Sunday, March 15, 2009

RICH BLEND

FROM THE NOTE BOOK
Bangladesh Rifles headquarters is at Pilkhana, Dhaka, where the recent mutiny and gruesome killings took place. It is also close to Dhanmandi. Whole of Eastern Bengal, now Bangladesh, together with a part of Indian state of Assam , whole of present day West Bengal, Orissa and a part of present day Bihar constituted Sube Bangla of the Mughal Empire. Roughly , a suba was like a later day British administrative province. Mughals initially placed a subedar in these subas for administration, military affairs and revenue collection. Subedars generally were from the army. In the time of Mughal’s decay these administrators were described as Nawabs and Sube Bangla’s capital was at Murshidabad. These Nawabs started betraying increasing independence when they realized that the Delhi emperor’s grip is weakening. Another Nawabi domain sprang up in Dhaka after Murshidabad started declining after the Battle of Plassey, 1757.

Notwithstanding all these political events, landmarks within the region with their Farsi, and in a reduced scale, Arabic nomenclatures stayed throughout centuries, through British imperial days and even today. So, the Pilkhana, the parking place of war elephants, Topkhana, the parking place of batteries of cannons, Baroodkhana, the magazine lingered on till today.

Thus , I used to wake up in a vacant shop at Kazir Bazaar, get out for toilet in a masonry rubble called Baroodkhana and take my showers under spilled water of a very big water supply tank at topkhana, little bothering about Barood or Top of bygone days. Then once again back to Mamu’s snacks-cum-tea stall for my daily chow of very greasy paratha and equally greasy khasi gosht, cooked last evening. Very stale and delicious. Then take out my rickety bicycle and out thanking the Kazi of some centuries back for ordering erection of this cluster of shops, one of which was providing shelter to an anti-state commie, marked prominently in police records. Neighbourhood people took me for a police spy and left me unbothered. Then I would be through Zindabazar via Bandarbazaar, leave the cycle somewhere and board a bus of pre-Second World War vintage of Chevrolet or Dodge make. This would clutter along and stop for half a minute before the Dargah of Peer Shah Zalal, and Muslims or Hindu drivers alike uttered their silent prayers. Then I would get down somewhere and get in on a gashti country boat tied to a pole at a river bank and row out for some place. Many years afterwards it dawned upon me gasht in Farsi meant patrols. Those boats were designed for police patrols in the riverine countryside.

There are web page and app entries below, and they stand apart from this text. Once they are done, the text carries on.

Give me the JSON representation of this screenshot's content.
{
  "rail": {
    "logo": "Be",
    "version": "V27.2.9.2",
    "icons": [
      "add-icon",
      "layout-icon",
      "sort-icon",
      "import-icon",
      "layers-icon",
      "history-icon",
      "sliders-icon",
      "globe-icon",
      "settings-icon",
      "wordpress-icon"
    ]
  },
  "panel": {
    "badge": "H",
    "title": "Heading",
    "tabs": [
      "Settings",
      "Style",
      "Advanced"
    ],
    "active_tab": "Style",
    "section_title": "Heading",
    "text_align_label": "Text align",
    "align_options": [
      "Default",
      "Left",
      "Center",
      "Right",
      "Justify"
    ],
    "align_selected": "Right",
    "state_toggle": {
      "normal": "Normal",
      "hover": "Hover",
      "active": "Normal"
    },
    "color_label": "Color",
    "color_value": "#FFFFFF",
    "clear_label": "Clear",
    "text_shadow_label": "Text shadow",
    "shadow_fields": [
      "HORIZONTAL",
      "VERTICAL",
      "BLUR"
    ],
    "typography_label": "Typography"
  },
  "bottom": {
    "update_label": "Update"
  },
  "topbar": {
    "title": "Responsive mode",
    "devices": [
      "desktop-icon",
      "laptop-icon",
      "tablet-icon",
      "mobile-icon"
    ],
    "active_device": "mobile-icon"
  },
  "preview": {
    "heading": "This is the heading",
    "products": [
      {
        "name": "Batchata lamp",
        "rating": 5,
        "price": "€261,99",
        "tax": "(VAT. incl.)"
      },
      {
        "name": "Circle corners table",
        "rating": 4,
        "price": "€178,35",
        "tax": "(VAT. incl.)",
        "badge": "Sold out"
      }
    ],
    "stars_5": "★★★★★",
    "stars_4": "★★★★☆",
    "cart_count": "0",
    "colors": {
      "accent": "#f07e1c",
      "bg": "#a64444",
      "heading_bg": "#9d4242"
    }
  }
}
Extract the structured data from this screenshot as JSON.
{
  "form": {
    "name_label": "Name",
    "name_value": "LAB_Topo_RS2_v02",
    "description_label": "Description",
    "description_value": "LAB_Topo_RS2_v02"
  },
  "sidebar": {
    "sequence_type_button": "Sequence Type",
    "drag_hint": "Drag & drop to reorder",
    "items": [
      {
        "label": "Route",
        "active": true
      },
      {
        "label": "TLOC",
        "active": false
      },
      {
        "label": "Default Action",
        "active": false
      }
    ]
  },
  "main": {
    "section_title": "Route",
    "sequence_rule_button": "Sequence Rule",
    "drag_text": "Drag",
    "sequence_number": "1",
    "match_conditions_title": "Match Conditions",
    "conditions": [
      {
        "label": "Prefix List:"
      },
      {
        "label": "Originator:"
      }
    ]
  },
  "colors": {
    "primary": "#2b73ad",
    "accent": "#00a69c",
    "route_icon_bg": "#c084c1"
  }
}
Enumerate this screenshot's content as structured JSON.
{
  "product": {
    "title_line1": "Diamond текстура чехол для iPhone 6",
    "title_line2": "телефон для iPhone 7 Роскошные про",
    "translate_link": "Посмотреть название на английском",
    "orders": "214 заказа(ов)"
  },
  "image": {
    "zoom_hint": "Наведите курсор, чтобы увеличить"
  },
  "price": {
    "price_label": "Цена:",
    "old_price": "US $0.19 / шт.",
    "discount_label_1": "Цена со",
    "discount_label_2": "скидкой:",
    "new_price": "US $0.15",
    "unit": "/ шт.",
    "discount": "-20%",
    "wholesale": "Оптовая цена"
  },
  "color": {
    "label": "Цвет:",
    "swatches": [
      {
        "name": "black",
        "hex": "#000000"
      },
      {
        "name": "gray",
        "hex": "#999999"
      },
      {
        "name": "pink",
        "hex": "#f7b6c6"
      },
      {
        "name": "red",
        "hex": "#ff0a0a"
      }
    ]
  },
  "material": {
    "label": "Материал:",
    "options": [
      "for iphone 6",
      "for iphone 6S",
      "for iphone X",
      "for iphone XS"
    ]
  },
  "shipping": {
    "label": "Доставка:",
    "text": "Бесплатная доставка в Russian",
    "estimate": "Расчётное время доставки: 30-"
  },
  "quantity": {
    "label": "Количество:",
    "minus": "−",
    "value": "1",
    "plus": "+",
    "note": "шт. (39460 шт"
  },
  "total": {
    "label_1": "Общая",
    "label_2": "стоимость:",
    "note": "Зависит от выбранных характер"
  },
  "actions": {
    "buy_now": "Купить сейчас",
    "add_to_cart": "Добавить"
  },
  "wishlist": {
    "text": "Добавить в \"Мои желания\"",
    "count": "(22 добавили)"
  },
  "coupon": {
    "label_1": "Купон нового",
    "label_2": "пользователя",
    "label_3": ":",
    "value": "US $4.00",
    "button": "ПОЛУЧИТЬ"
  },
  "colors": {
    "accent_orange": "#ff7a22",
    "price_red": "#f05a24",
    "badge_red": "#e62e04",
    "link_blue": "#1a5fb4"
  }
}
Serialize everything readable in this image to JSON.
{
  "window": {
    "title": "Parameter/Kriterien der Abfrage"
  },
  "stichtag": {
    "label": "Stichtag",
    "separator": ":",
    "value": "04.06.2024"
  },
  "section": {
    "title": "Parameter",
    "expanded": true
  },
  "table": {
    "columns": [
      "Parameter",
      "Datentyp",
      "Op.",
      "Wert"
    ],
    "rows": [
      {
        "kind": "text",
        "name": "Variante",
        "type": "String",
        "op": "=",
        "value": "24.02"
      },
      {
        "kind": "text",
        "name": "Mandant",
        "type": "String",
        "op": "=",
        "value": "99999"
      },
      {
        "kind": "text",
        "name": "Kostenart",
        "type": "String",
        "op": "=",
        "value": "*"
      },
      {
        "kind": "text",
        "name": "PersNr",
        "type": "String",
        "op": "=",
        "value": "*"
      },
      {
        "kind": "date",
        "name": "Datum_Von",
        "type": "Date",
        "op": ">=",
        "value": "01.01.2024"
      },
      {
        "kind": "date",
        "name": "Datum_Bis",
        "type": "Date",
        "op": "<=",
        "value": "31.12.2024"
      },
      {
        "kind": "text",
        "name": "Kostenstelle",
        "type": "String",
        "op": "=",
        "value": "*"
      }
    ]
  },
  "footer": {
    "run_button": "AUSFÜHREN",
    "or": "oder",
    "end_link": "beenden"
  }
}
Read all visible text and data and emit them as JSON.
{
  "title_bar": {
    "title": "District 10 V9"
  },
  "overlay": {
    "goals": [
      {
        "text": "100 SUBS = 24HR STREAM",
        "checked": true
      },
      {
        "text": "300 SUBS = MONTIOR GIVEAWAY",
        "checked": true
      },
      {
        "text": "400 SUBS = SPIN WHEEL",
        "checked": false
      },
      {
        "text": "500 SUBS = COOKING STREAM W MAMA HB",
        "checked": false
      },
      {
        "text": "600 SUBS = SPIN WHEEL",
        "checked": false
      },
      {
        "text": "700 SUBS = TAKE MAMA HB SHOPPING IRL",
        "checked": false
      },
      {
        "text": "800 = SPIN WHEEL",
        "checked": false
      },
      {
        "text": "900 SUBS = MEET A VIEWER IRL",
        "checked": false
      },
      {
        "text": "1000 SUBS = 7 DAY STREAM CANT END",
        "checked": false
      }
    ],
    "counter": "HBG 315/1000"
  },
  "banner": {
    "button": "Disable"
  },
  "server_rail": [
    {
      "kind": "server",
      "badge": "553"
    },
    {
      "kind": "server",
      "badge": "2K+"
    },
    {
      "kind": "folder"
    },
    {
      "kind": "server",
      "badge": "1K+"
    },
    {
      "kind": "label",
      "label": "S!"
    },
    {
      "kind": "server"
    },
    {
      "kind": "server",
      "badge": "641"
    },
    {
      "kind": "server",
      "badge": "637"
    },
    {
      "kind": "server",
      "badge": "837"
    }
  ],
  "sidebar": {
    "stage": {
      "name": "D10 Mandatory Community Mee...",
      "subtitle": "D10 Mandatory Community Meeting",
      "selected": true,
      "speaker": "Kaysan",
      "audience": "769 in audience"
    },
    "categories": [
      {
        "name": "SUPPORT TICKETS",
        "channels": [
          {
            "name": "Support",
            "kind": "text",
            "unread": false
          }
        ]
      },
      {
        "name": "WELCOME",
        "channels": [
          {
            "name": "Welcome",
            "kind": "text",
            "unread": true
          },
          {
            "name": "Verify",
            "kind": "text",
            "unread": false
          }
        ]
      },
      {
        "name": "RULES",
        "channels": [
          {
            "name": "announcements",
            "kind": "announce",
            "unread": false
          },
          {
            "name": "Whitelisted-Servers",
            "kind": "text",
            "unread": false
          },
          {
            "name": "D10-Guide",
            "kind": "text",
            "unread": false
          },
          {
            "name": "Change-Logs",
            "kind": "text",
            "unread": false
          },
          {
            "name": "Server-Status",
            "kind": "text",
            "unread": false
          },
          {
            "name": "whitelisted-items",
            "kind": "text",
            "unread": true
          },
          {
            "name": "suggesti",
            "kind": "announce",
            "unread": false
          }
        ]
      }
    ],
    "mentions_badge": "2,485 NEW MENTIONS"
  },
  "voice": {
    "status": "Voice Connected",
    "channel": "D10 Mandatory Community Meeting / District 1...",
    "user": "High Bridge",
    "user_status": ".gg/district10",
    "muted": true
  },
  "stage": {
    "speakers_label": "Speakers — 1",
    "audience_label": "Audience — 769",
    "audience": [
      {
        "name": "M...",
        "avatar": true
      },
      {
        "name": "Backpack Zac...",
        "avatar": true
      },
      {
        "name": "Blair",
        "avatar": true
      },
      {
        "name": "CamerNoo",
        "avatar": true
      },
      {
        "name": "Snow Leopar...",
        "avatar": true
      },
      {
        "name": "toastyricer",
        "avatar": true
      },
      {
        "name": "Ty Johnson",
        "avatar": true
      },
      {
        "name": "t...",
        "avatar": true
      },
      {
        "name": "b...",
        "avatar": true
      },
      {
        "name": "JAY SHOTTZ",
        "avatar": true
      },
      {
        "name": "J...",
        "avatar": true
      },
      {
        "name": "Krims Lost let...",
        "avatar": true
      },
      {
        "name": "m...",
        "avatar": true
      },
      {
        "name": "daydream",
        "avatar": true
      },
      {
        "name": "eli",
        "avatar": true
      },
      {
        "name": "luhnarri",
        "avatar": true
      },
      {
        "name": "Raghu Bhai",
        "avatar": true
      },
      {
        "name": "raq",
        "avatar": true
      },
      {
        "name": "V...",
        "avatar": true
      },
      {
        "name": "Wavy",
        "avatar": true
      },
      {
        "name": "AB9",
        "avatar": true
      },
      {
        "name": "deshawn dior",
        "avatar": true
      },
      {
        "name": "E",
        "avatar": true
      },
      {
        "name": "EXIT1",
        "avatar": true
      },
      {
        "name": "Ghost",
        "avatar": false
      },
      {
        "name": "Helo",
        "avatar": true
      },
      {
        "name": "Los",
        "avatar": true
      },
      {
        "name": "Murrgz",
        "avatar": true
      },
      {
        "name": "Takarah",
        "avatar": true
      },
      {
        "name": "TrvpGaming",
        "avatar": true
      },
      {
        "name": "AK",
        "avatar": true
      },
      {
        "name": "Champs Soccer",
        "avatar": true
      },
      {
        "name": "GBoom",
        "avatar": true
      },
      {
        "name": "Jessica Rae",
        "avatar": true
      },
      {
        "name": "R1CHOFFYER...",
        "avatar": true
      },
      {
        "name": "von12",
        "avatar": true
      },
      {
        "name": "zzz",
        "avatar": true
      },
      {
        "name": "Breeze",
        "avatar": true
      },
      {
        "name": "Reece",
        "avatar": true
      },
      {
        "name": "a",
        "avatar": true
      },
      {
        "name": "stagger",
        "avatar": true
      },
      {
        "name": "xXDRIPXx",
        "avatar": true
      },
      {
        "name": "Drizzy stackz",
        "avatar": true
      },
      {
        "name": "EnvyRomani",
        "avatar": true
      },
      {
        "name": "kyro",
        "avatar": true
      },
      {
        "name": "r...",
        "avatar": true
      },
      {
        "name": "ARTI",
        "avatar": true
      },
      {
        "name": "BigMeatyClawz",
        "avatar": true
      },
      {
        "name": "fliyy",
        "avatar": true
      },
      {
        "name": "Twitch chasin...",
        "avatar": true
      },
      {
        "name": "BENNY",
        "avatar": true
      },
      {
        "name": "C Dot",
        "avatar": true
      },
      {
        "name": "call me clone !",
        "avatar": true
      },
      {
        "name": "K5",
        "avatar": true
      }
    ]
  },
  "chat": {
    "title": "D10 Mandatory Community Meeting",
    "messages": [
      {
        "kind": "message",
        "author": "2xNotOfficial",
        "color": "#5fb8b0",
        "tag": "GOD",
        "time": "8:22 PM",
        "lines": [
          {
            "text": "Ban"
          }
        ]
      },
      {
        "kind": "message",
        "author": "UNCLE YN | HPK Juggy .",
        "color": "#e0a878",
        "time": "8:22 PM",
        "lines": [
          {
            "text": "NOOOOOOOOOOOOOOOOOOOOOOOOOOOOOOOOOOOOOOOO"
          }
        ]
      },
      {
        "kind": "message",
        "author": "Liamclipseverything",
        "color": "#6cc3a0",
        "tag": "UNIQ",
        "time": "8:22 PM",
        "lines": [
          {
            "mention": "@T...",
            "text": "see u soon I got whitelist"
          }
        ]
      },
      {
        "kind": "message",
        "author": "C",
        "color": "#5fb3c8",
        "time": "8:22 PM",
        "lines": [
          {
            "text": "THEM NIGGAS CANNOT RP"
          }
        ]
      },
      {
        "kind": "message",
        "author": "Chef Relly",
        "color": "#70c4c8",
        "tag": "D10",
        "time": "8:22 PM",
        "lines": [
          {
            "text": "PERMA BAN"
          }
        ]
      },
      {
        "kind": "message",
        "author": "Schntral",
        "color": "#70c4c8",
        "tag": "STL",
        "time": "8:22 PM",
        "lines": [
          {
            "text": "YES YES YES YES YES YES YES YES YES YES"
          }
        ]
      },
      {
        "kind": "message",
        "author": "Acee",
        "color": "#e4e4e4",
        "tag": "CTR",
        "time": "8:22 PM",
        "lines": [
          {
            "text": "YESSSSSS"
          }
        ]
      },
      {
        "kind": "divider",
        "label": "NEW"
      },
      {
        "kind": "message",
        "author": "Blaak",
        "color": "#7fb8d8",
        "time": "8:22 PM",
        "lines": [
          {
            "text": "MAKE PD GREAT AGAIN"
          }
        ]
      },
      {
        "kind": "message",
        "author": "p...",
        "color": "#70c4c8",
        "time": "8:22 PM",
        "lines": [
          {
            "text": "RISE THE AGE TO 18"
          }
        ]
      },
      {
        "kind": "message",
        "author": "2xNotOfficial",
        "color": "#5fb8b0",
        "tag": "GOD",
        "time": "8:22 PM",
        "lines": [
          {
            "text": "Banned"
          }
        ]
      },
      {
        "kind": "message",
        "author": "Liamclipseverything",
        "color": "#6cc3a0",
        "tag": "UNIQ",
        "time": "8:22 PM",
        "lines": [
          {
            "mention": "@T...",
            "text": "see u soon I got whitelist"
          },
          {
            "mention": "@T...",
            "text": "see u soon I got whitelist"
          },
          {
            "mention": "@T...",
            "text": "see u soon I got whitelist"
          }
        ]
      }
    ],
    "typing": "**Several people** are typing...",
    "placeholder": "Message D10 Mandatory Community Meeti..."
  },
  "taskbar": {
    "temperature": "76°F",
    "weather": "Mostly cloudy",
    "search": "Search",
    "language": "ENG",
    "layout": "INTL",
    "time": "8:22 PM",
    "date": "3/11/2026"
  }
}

I had no idea of Farsi but my grandfather had. He was a renowned mokhtar in that part of our district with a fairly good grip over Farsi. This was the language used abundantly blended with local languages or dialects in law courts and Hindu lawyers were quite familiar with Farsi, even its script. Life at that time surely had been a grandeur of rich blend.

5 comments:

fleuve-souterrain said...

Very very nicely written! The history of the times mixed with humour is fantastic. You hsould write more such semi-personal accounts. ENjoyed it a lot!

tikulicious said...

I enjoyed it to the core. It is once in a while one gets to read such nostalgic write ups and I am glad I got this opportunity. It is amazing how much one learns from small little things in life ..I definitely did .. thanks for sharing with us. Regards and keep sharing :)

Rhett said...

The old and the new blended anew. I hail from Lucknow and have similar stories to tell.
I enjoyed this immensely. Nostalgic through being plain descriptive -- I much admire that skill.

Old Man River said...

dearest commentators, thank u all from the core of my heart.you are refreshengly young and with this kind of attitude u ll never be hopelessly old.here is where a sort of story merges with history.as confucius said by ignoring the past u never can define the future.so, once again thank u all for appreciating my efforts.i follow ur blogs also.

Rhett said...

I think I speak for all when I say that it is a privilege and an honour to read you and know you. You are like your handle suggests -- old man river.